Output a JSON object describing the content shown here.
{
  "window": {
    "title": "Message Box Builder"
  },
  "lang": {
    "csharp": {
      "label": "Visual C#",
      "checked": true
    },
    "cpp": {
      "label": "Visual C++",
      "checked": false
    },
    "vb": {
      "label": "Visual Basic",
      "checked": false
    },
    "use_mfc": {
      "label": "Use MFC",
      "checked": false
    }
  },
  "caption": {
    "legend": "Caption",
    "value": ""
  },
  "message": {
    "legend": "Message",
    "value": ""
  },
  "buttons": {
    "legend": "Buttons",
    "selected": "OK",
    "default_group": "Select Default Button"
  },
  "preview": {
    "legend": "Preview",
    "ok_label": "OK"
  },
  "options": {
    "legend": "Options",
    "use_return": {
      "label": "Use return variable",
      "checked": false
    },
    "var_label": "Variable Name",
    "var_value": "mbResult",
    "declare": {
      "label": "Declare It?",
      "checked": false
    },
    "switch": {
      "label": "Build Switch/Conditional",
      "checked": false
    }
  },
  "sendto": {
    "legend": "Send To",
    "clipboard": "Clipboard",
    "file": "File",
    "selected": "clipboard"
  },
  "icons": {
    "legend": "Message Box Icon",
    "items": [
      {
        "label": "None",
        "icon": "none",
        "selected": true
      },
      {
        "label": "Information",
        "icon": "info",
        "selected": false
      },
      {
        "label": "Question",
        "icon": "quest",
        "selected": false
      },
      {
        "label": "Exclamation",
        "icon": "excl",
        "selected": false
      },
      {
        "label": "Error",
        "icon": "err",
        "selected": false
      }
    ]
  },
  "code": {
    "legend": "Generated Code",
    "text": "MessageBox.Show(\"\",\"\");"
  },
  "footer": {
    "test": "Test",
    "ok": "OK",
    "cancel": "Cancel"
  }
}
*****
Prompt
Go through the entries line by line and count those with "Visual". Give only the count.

Problem solution
3